View Full Version : HDR question...

11-22-2004, 03:04 PM
I know in truth this has nothing to do with Lightwave, but I was wondering how HDRI's are actually coded. I know when you sample a pixel in the Image Viewer it will show HDRIs' values as percentages...and when using them in LScript they are decimal values within 0-1. But is the actual data coded as 32 bit values (0-4294967296) or is it really in decimal?

When I render a quick scene with a ball of Luminous value 1000000 or some crazy amount against a black background...the value when rendered is that value. I'm assuming this is the maximum value that will be recorded to keep the dynamic range within the image (1000000 Luminous will be recorded as 4294967296). Is the white point always at a default value of 1.0 (when using the HDR Exposure plugin within Lightwave)? And, if the highest value, not the white point, is stored at the maximun allowed value in 32 bits, when you create higher dynamic ranges (let's say make the Luminous 10 to the 9th power), won't the quality or the data stored extend not representing specific values accurately?

I also don't get the reason of having it called differently (LDR and HDR). LDRI's can record the same dynamic range, just in lower quality (only 256 levels). Shouldn't it really be the resolution of the luminance or something?

All of these questions I have already answered from proving it, but I haven't totally done everything and would like to fully understand the HDR format before I go playing with the values.

Thank you.

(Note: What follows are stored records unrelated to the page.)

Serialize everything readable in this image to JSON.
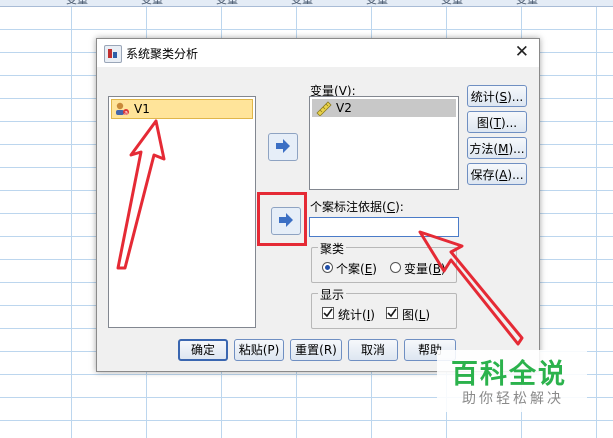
{
  "sheet": {
    "header_label": "变量"
  },
  "dialog": {
    "title": "系统聚类分析",
    "source_list": [
      {
        "label": "V1"
      }
    ],
    "variables": {
      "label_text": "变量(",
      "label_key": "V",
      "label_end": "):",
      "items": [
        {
          "label": "V2"
        }
      ]
    },
    "case_label": {
      "label_text": "个案标注依据(",
      "label_key": "C",
      "label_end": "):",
      "value": ""
    },
    "side_buttons": [
      {
        "text": "统计(",
        "key": "S",
        "end": ")..."
      },
      {
        "text": "图(",
        "key": "T",
        "end": ")..."
      },
      {
        "text": "方法(",
        "key": "M",
        "end": ")..."
      },
      {
        "text": "保存(",
        "key": "A",
        "end": ")..."
      }
    ],
    "cluster_group": {
      "title": "聚类",
      "options": [
        {
          "text": "个案(",
          "key": "E",
          "end": ")",
          "selected": true
        },
        {
          "text": "变量(",
          "key": "B",
          "end": ")",
          "selected": false
        }
      ]
    },
    "display_group": {
      "title": "显示",
      "options": [
        {
          "text": "统计(",
          "key": "I",
          "end": ")",
          "checked": true
        },
        {
          "text": "图(",
          "key": "L",
          "end": ")",
          "checked": true
        }
      ]
    },
    "bottom_buttons": [
      {
        "label": "确定"
      },
      {
        "label": "粘贴(P)"
      },
      {
        "label": "重置(R)"
      },
      {
        "label": "取消"
      },
      {
        "label": "帮助"
      }
    ]
  },
  "watermark": {
    "title": "百科全说",
    "subtitle": "助你轻松解决"
  },
  "colors": {
    "annotation_red": "#e52a35",
    "selection": "#ffe49a",
    "watermark_green": "#2bb24c"
  }
}
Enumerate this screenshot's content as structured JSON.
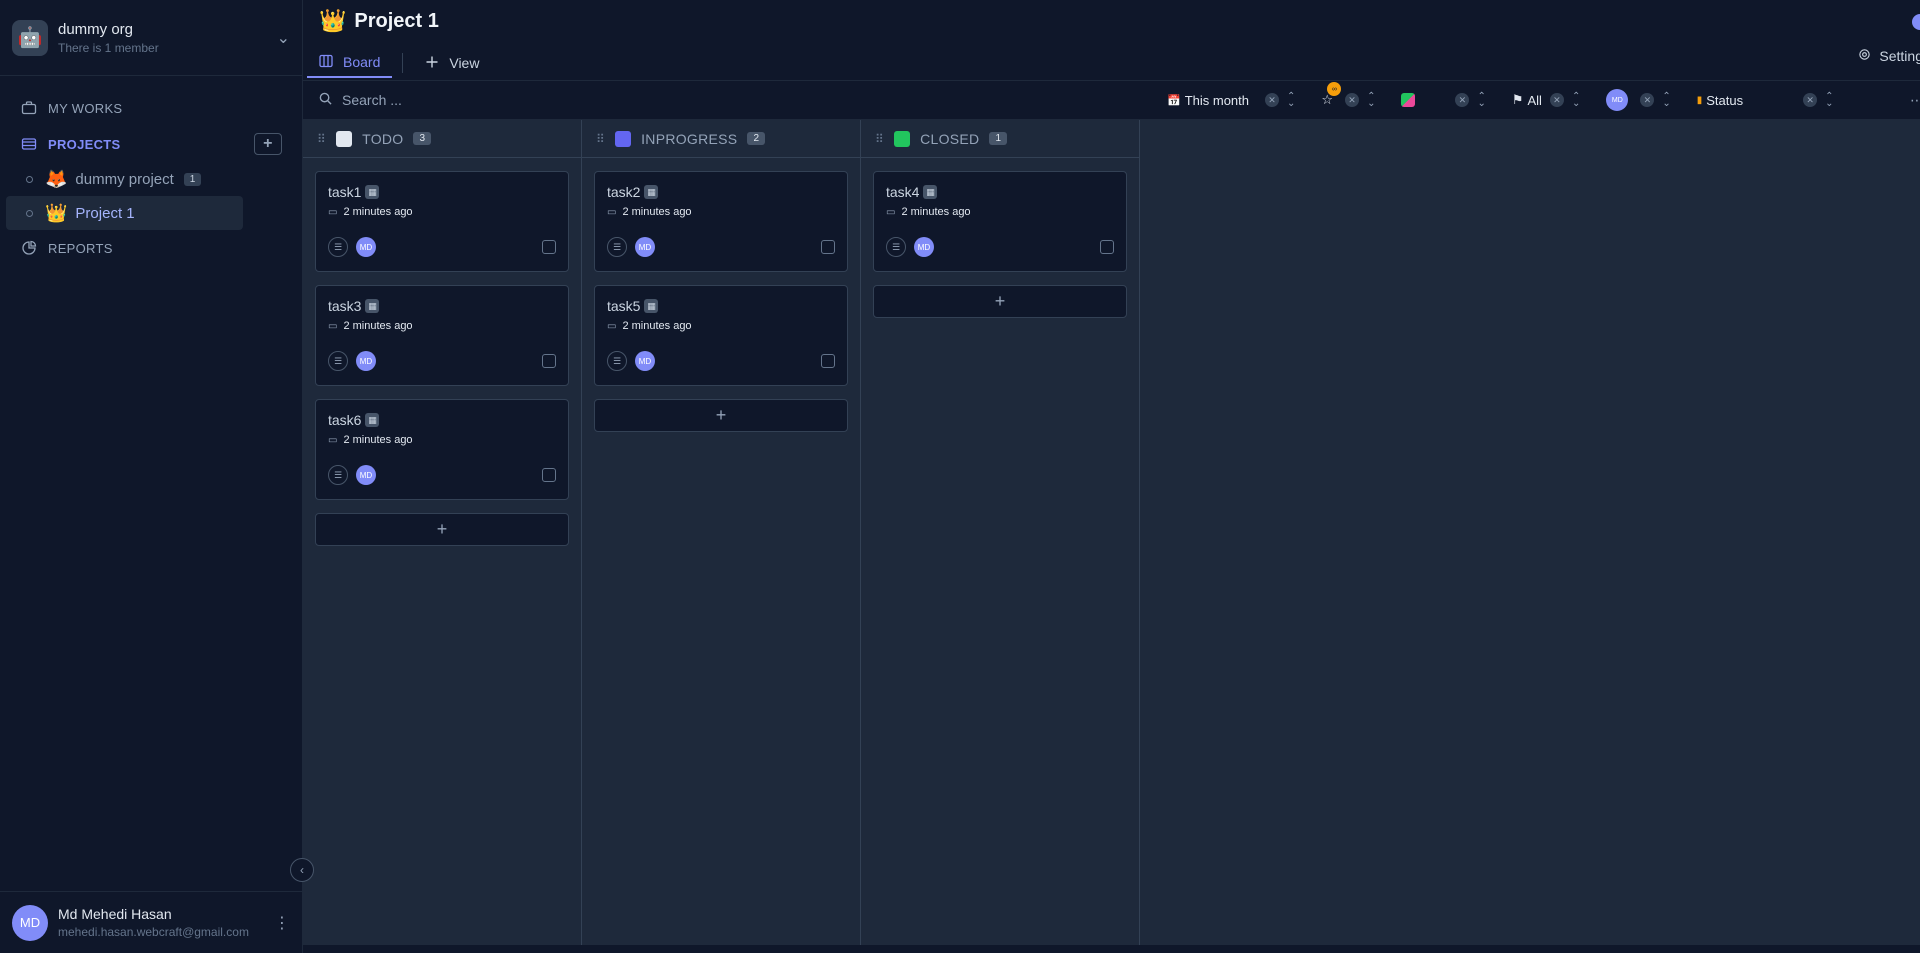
{
  "org": {
    "logo_emoji": "🤖",
    "name": "dummy org",
    "members": "There is 1 member"
  },
  "nav": {
    "my_works": "MY WORKS",
    "projects": "PROJECTS",
    "reports": "REPORTS",
    "add": "+"
  },
  "projects": [
    {
      "emoji": "🦊",
      "name": "dummy project",
      "count": "1"
    },
    {
      "emoji": "👑",
      "name": "Project 1"
    }
  ],
  "user": {
    "initials": "MD",
    "name": "Md Mehedi Hasan",
    "email": "mehedi.hasan.webcraft@gmail.com"
  },
  "header": {
    "emoji": "👑",
    "title": "Project 1",
    "tabs": {
      "board": "Board",
      "view": "View"
    },
    "settings": "Settings"
  },
  "search": {
    "placeholder": "Search ..."
  },
  "filters": {
    "date": "This month",
    "star_badge": "∞",
    "priority": "All",
    "assignee": "MD",
    "status": "Status"
  },
  "columns": [
    {
      "name": "TODO",
      "count": "3",
      "color": "#e2e8f0",
      "cards": [
        {
          "title": "task1",
          "date": "2 minutes ago",
          "assignee": "MD"
        },
        {
          "title": "task3",
          "date": "2 minutes ago",
          "assignee": "MD"
        },
        {
          "title": "task6",
          "date": "2 minutes ago",
          "assignee": "MD"
        }
      ]
    },
    {
      "name": "INPROGRESS",
      "count": "2",
      "color": "#6366f1",
      "cards": [
        {
          "title": "task2",
          "date": "2 minutes ago",
          "assignee": "MD"
        },
        {
          "title": "task5",
          "date": "2 minutes ago",
          "assignee": "MD"
        }
      ]
    },
    {
      "name": "CLOSED",
      "count": "1",
      "color": "#22c55e",
      "cards": [
        {
          "title": "task4",
          "date": "2 minutes ago",
          "assignee": "MD"
        }
      ]
    }
  ],
  "add_card": "+"
}
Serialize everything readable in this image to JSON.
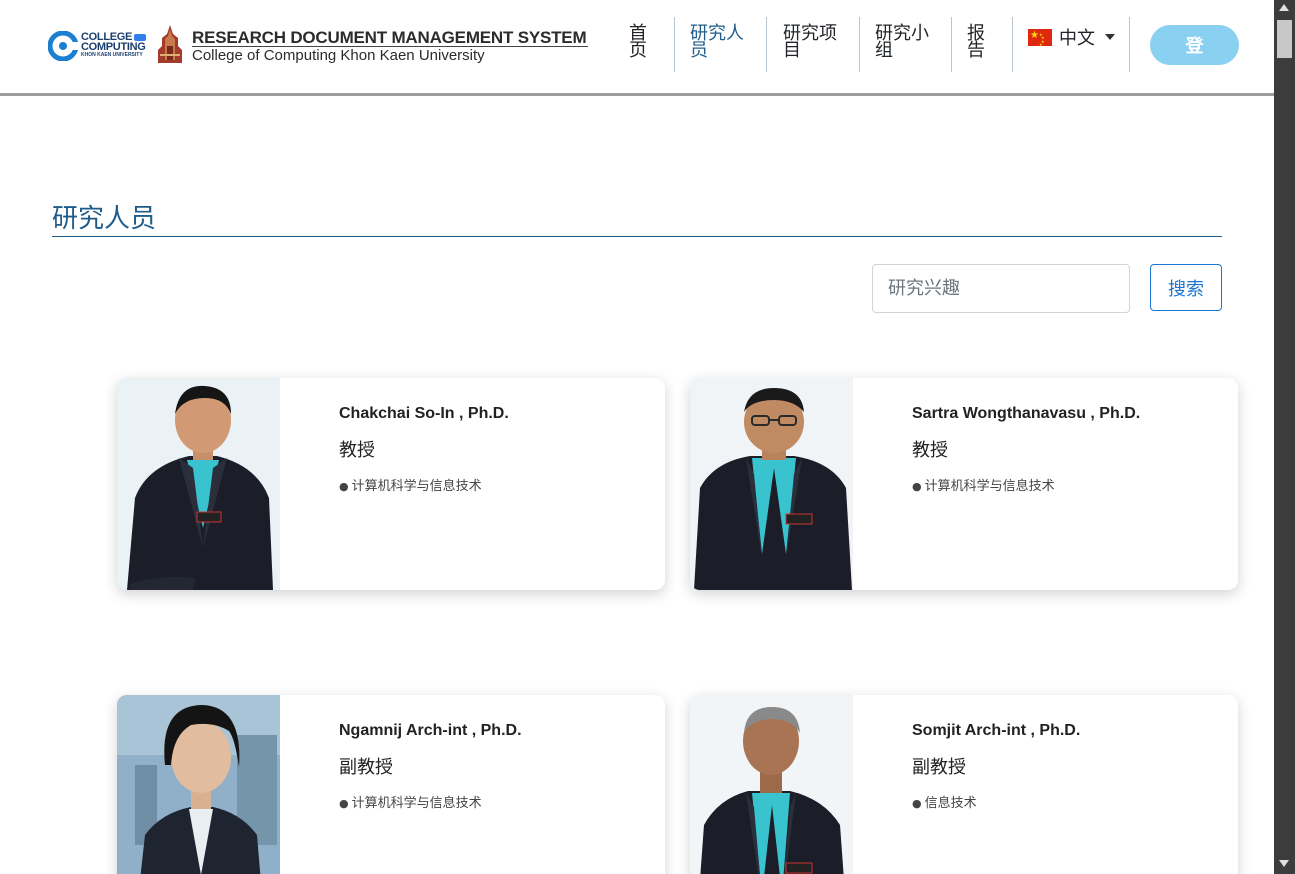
{
  "header": {
    "logo_line1": "COLLEGE",
    "logo_line2": "COMPUTING",
    "logo_line3": "KHON KAEN UNIVERSITY",
    "logo_of": "OF",
    "title": "RESEARCH DOCUMENT MANAGEMENT SYSTEM",
    "subtitle": "College of Computing Khon Kaen University"
  },
  "nav": {
    "items": [
      {
        "line1": "首",
        "line2": "页"
      },
      {
        "line1": "研究人",
        "line2": "员"
      },
      {
        "line1": "研究项",
        "line2": "目"
      },
      {
        "line1": "研究小",
        "line2": "组"
      },
      {
        "line1": "报",
        "line2": "告"
      }
    ],
    "active_index": 1,
    "language": "中文",
    "login_label": "登"
  },
  "main": {
    "title": "研究人员",
    "search_placeholder": "研究兴趣",
    "search_button": "搜索"
  },
  "researchers": [
    {
      "name": "Chakchai So-In , Ph.D.",
      "rank": "教授",
      "field": "计算机科学与信息技术"
    },
    {
      "name": "Sartra Wongthanavasu , Ph.D.",
      "rank": "教授",
      "field": "计算机科学与信息技术"
    },
    {
      "name": "Ngamnij Arch-int , Ph.D.",
      "rank": "副教授",
      "field": "计算机科学与信息技术"
    },
    {
      "name": "Somjit Arch-int , Ph.D.",
      "rank": "副教授",
      "field": "信息技术"
    }
  ],
  "colors": {
    "accent": "#1f5c8a",
    "login_button": "#8ad0f0",
    "search_button_border": "#1976d2",
    "flag_red": "#de2910"
  },
  "icons": [
    "college-of-computing-logo",
    "kku-seal-logo",
    "china-flag-icon",
    "caret-down-icon",
    "bullet-icon",
    "scroll-up-icon",
    "scroll-down-icon"
  ]
}
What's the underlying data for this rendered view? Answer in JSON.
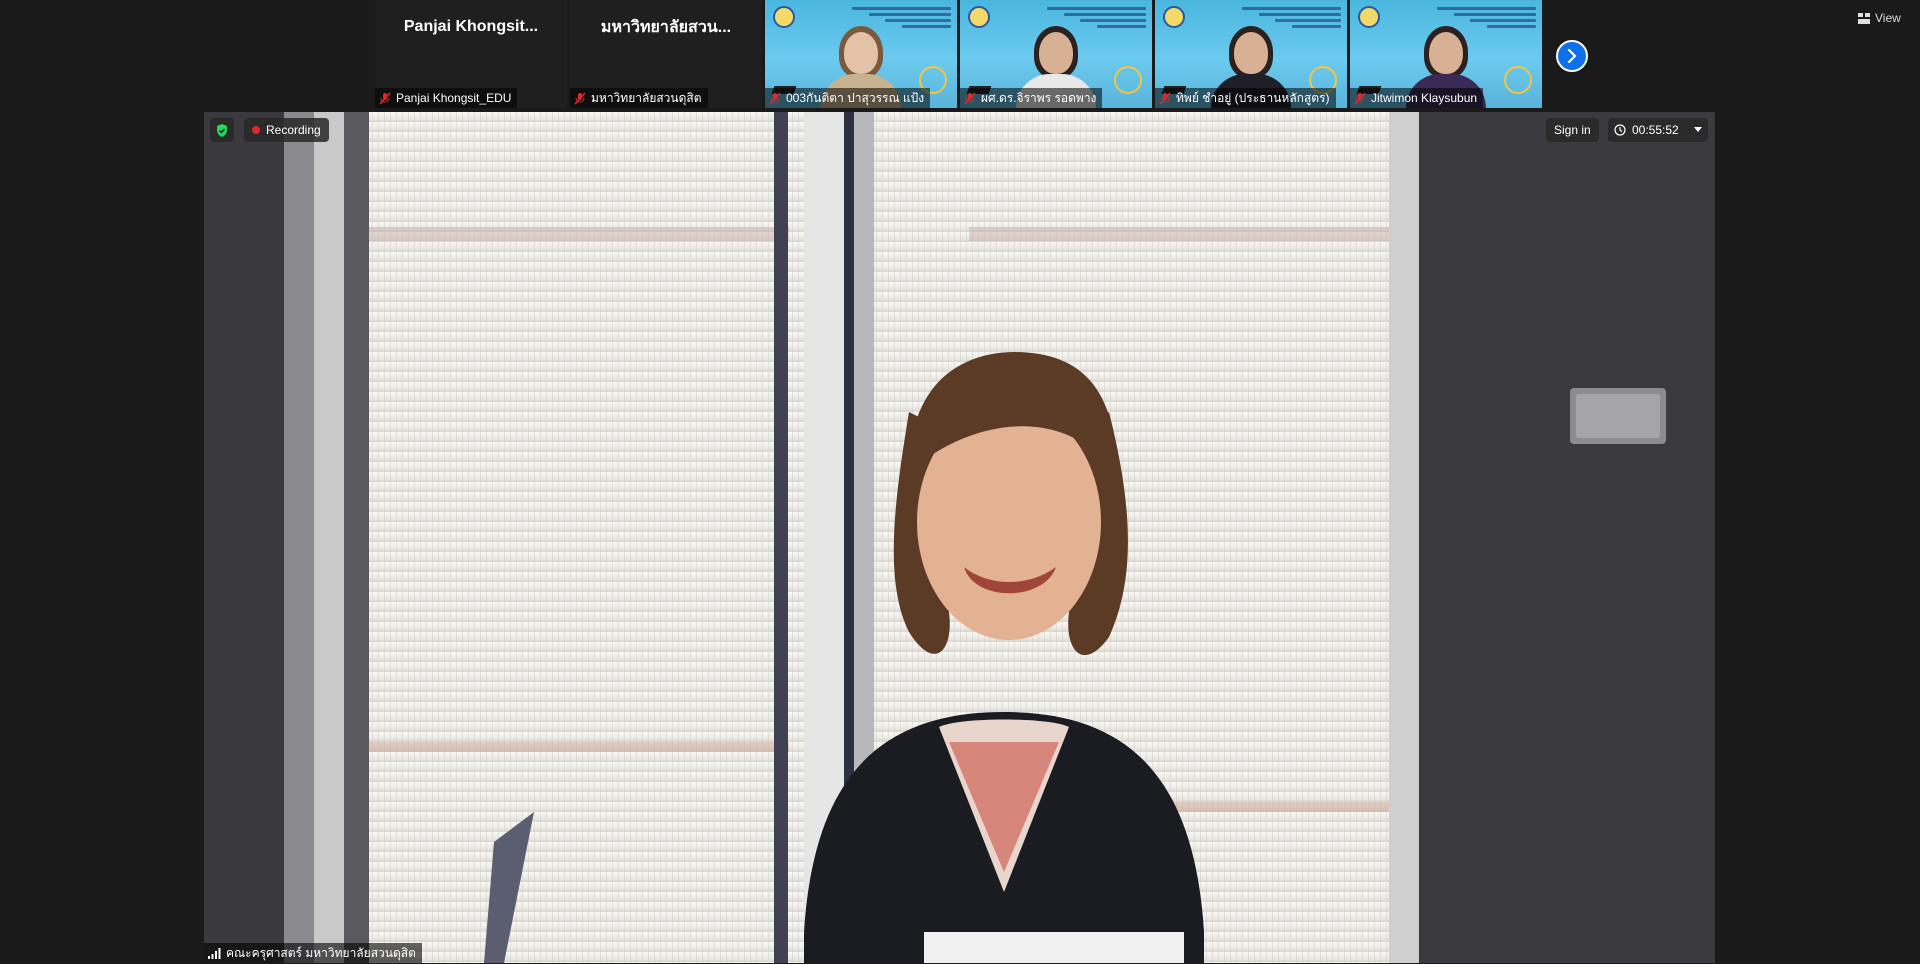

11-22-2004, 08:18 PM
The answer is that there are a bunch of HDR formats, all of which work differently. Here's a page with a brief overview: http://luminance.londonmet.ac.uk/webhdr/formats.shtml
There isn't really a standard since each maps well to a certain domain. Paul Debevec's light probe images use the RADIANCE format, and I think that's the same format Lightwave supports. OpenEXR seems to be good choice for hardware accelerated applications, since it's compatible w/ NVIDIA's 16-bit floating point format.